In a recent interview with Jon Stewart, Bob Costas discussed the gun related issues that plague professional sports. Costas succinctly argued that their needs to be a greater emphasis placed on combatting the attitude towards guns rather then repealing the Second Amendment. The issue is not the infringement of one’s rights and the changing of laws. Rather, it is the popular nature of guns among the players. There is a lack of understanding, regardless of intent, of what guns are capable of.

Costas goes on to say, “What are the chances that out of every 100 incidents, that these [guns] are being used for sporting purposes, or just legitimately for self-defense, as opposed to something tragic, even if it’s unintentionally tragic, happening?”

It’s time that the major sporting organizations join together and dismantle the gun culture that exists within professional sports. This will serve as the first step for disbanding gun culture as a whole.

The Right To Privacy: Should We Be Laying Off Manti Te’o?

Louis D. Brandeis, co-author of the 1890 Harvard Law Review article “The Right to Privacy,” believed that the press at the time was, “overstepping in every direction the obvious bounds of propriety and decency.” Brandeis criticized media outlets at the time for their invasiveness while urging lawmakers to include legislation that protected one’s right to privacy. Over one hundred years later, our society is still struggling to find a balance between the public’s right to know and the individual’s right to privacy.
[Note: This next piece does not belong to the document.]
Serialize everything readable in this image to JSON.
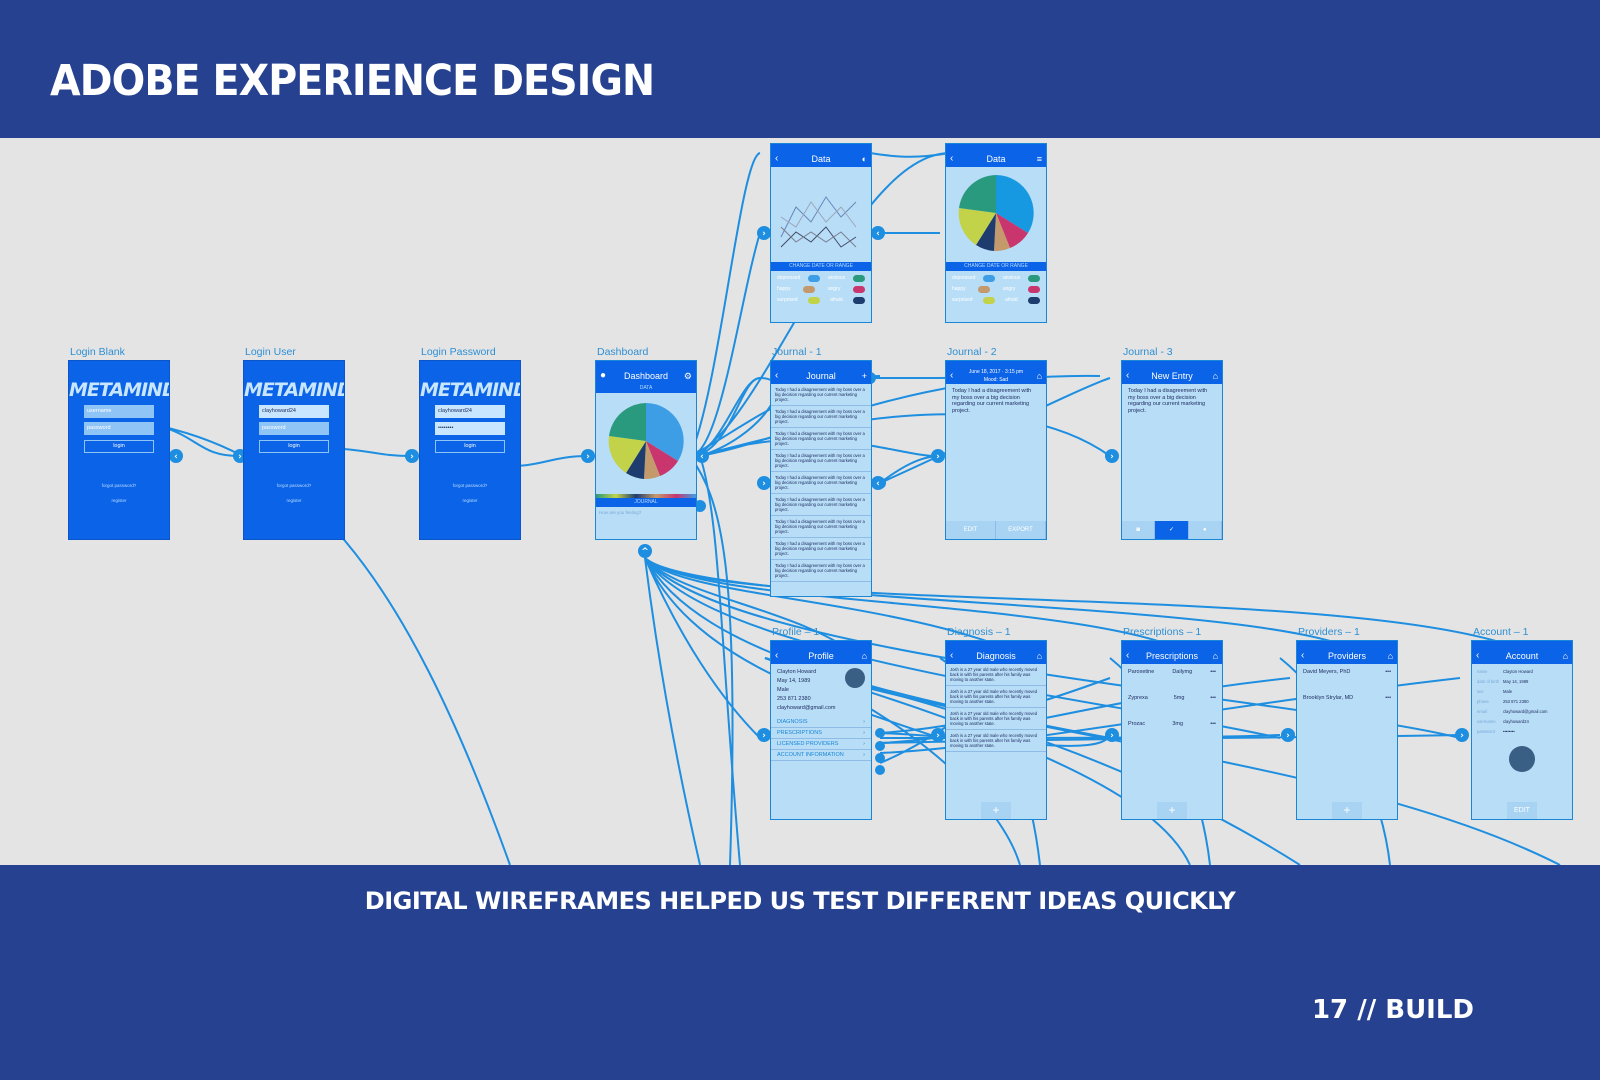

Recently, the bizarre story of Manti Te’o and the elaborate online hoax he was involved in has put this uneasy balance into focus. Te’o, a standout linebacker at Notre Dame, had garnered significant attention for the heartbreaking story of his girlfriend’s tragic death during the season.

The above photo was one of several images used in Lennay Kekua’s fake online profiles.

However, as we now have come to know, this girlfriend never existed. In fact, it was a cruel and intricate hoax orchestrated by a catfisher.

What is most troubling about this entire story isn’t whether or not Te’o knew what was going on, but America’s obsession with the story itself. Since the story broke, the Te’o hoax has received top billing from nearly every major media outlet. Suddenly, this 22-year-old’s entire life has come under constant and extreme scrutiny.

Was Manti Te’o directly involved in the hoax? We don’t know. He and everyone in his campy adamantly deny any involvement in the scam. From a distant perspective, it appears as if he’s an innocent and naive young man who was too embarrassed to come forward when the truth initially came out.

Te'o 2

Yet, our culture is devouring this story with what appears to be an insatiable appetite. The public pounces feverishly on every new update and the media compete relentlessly for exclusive information. Isn’t this overkill for a story that basically boils down to a too trusting young adult allegedly getting duped? If you felt inspired by Te’o’s story and rooted for him because of it, yes, you have the right to be upset by this. But, why has an essentially victimless crime become the single most attention getting story in the country?

Our society’s incessant need to know drives a non-stop news cycle that has become increasingly invasive within our lives. In an era of immediate access to information, Te’o has become the latest victim to fall into the public eye. As a result, the athlete and those around him have been forced to defend him publicly on numerous occasions. For some reason, the public continuously demands answers from him that he simply may not have.

Te’o deserves a measure of privacy to gather himself in what is obviously a tumultuous time for him and his family.

America needs to move on to a real news story and give this kid a break.